## EXTRACTED INFORMATION:
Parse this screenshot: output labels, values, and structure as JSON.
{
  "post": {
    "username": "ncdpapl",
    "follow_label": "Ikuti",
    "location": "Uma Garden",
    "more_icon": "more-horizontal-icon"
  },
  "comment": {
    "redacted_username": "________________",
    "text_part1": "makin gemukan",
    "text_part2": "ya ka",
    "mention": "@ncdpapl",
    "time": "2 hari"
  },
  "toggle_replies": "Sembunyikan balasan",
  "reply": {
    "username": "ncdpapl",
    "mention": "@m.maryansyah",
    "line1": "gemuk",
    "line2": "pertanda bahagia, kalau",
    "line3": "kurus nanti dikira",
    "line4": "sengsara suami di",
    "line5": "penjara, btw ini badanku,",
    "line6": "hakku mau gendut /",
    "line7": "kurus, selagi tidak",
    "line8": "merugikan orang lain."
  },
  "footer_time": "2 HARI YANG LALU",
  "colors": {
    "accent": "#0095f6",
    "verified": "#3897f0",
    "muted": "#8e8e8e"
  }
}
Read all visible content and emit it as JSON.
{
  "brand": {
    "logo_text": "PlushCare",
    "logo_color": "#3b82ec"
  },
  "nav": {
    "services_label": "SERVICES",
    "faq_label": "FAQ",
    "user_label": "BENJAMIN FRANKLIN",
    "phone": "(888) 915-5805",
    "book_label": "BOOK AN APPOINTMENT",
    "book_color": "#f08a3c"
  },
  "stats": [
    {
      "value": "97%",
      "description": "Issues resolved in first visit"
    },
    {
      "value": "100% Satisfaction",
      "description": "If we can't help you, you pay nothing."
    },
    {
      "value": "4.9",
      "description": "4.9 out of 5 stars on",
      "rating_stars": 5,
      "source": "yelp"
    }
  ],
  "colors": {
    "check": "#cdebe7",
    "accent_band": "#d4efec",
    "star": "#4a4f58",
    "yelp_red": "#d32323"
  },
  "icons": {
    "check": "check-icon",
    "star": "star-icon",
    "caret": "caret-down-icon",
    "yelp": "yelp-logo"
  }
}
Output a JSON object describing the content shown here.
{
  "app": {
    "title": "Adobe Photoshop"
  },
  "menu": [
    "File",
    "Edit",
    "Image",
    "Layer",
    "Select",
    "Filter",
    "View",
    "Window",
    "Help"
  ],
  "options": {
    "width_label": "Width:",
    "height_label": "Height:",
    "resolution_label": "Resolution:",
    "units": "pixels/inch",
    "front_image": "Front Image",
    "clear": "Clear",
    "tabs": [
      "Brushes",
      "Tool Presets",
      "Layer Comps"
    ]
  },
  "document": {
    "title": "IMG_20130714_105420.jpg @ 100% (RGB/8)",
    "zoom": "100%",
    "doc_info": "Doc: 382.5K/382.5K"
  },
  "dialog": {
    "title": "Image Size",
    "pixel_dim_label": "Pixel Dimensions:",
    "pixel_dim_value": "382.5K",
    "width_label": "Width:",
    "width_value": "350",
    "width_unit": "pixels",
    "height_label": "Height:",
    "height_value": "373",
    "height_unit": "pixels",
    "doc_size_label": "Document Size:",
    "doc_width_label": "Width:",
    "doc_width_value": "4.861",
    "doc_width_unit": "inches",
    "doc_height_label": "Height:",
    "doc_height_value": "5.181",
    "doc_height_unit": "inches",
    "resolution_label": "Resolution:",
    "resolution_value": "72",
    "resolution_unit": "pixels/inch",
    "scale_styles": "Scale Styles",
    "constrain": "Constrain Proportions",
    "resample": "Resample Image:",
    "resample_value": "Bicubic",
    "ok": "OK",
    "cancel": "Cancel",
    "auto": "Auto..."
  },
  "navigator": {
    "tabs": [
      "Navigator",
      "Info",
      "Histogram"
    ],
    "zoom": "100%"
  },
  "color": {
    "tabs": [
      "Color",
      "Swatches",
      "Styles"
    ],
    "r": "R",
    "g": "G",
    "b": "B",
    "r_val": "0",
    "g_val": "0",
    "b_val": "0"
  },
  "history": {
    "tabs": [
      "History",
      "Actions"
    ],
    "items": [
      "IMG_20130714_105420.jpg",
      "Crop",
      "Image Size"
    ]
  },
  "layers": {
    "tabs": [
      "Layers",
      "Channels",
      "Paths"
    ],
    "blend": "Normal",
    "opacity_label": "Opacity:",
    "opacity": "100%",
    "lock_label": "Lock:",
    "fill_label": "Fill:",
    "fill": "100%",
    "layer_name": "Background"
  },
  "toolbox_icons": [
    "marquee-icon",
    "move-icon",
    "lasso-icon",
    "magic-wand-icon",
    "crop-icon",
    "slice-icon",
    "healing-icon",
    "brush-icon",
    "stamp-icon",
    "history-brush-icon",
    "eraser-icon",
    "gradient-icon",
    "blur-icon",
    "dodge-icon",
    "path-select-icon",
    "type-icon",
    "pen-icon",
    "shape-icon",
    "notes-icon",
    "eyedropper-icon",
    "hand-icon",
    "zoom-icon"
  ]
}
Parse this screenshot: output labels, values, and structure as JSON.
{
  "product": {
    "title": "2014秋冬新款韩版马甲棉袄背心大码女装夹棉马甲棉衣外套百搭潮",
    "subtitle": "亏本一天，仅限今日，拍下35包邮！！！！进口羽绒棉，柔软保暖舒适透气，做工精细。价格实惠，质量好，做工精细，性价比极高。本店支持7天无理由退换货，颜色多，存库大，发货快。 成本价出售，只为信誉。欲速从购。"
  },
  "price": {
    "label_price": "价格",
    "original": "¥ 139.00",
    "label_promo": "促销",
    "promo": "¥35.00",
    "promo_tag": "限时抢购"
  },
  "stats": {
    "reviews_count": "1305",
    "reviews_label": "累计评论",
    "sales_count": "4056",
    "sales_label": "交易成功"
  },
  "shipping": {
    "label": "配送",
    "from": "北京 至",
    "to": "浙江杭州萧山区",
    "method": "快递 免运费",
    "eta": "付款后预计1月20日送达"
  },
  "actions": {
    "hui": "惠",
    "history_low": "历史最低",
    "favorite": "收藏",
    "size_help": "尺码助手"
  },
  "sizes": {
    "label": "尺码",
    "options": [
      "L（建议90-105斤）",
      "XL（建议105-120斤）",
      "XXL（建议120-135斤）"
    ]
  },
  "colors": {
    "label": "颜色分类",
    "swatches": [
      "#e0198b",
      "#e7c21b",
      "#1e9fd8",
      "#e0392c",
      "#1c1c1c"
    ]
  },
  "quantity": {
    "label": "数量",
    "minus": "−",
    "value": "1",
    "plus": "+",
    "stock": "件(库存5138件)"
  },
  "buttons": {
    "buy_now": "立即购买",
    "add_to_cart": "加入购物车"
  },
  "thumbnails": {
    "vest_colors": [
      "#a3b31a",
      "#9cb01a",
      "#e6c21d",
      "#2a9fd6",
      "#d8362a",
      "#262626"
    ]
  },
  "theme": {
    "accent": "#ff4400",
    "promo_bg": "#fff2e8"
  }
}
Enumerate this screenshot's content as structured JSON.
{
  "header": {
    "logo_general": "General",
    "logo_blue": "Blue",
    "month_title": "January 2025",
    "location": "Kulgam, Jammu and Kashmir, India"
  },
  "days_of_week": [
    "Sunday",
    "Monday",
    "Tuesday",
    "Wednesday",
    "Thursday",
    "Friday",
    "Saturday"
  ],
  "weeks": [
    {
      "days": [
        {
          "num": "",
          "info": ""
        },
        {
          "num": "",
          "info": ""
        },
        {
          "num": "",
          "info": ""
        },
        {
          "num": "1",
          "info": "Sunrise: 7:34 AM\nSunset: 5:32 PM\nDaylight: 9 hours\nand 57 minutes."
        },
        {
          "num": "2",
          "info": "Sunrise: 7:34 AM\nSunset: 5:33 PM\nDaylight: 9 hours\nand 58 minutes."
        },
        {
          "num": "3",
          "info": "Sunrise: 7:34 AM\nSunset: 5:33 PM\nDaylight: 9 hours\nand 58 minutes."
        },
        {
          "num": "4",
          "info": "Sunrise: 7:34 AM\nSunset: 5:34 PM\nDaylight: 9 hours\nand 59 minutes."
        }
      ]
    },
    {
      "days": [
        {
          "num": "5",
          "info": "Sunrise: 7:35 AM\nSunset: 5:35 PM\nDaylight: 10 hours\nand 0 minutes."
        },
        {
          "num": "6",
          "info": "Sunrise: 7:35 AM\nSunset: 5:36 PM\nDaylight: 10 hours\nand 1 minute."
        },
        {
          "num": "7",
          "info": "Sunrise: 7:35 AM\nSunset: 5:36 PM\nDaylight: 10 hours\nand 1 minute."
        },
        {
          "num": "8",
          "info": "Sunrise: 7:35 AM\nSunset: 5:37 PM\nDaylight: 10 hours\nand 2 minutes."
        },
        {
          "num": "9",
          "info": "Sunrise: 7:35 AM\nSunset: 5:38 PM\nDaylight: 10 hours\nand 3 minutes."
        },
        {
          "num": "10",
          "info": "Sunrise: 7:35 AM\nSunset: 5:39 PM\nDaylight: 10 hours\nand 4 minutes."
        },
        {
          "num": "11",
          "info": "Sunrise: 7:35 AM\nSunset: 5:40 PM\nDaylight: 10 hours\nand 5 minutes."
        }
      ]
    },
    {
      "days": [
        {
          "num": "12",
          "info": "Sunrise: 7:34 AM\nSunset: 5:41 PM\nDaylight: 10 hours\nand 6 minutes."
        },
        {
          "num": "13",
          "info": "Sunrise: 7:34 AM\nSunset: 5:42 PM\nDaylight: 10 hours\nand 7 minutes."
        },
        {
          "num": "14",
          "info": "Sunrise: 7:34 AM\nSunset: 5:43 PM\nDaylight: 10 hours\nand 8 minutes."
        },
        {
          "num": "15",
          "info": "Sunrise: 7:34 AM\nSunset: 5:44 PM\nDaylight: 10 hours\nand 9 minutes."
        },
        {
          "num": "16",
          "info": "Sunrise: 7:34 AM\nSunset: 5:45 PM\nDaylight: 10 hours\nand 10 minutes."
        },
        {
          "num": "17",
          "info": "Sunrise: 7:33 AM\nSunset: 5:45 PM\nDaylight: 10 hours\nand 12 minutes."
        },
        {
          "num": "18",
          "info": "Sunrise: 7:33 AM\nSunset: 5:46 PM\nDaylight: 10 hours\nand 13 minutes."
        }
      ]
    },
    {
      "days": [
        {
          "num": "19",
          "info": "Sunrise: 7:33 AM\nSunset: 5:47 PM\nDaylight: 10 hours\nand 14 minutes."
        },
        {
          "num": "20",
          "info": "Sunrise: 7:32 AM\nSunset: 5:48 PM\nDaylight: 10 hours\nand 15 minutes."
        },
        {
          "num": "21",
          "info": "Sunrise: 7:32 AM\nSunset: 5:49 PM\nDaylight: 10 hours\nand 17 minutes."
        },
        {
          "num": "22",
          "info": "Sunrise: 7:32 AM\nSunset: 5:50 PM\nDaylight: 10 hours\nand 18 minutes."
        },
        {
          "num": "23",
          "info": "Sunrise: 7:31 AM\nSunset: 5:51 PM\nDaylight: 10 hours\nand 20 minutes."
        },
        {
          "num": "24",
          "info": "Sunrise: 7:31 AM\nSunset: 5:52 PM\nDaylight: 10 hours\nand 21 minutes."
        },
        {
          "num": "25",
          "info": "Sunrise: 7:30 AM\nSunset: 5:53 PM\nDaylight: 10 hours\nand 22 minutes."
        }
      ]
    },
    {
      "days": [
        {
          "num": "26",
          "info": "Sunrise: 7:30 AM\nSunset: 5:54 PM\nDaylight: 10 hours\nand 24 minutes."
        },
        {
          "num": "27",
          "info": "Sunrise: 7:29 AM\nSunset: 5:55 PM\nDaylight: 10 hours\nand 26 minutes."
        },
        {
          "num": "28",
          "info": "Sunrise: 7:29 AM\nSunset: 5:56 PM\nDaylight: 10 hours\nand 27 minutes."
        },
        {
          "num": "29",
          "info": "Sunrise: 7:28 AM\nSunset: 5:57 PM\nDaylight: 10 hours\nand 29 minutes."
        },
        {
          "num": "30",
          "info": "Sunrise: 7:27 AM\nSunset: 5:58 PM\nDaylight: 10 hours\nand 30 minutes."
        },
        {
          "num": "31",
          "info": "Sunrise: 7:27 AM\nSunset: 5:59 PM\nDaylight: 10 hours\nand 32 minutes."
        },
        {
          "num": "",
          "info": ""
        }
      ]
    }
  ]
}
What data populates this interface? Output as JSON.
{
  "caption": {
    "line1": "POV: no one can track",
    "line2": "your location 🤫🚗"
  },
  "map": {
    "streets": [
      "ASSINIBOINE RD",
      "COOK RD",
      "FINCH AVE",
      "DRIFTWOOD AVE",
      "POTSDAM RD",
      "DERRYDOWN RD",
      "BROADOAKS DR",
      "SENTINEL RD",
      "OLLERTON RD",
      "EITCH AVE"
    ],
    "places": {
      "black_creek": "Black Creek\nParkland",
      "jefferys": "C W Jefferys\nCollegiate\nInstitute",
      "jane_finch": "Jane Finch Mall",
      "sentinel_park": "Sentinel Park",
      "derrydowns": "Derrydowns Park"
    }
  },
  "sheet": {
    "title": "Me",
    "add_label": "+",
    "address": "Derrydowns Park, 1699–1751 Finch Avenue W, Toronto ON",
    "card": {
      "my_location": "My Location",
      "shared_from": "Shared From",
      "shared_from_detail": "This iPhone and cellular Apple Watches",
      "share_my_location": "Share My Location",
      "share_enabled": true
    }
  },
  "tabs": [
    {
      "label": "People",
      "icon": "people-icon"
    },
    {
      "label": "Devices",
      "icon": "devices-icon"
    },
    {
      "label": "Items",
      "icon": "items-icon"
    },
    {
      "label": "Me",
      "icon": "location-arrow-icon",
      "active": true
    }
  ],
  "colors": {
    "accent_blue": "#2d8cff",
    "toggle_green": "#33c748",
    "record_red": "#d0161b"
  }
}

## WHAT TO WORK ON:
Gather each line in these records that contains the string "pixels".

## SOLVED EXERCISE:
    "units": "pixels/inch",
    "width_unit": "pixels",
    "height_unit": "pixels",
    "resolution_unit": "pixels/inch",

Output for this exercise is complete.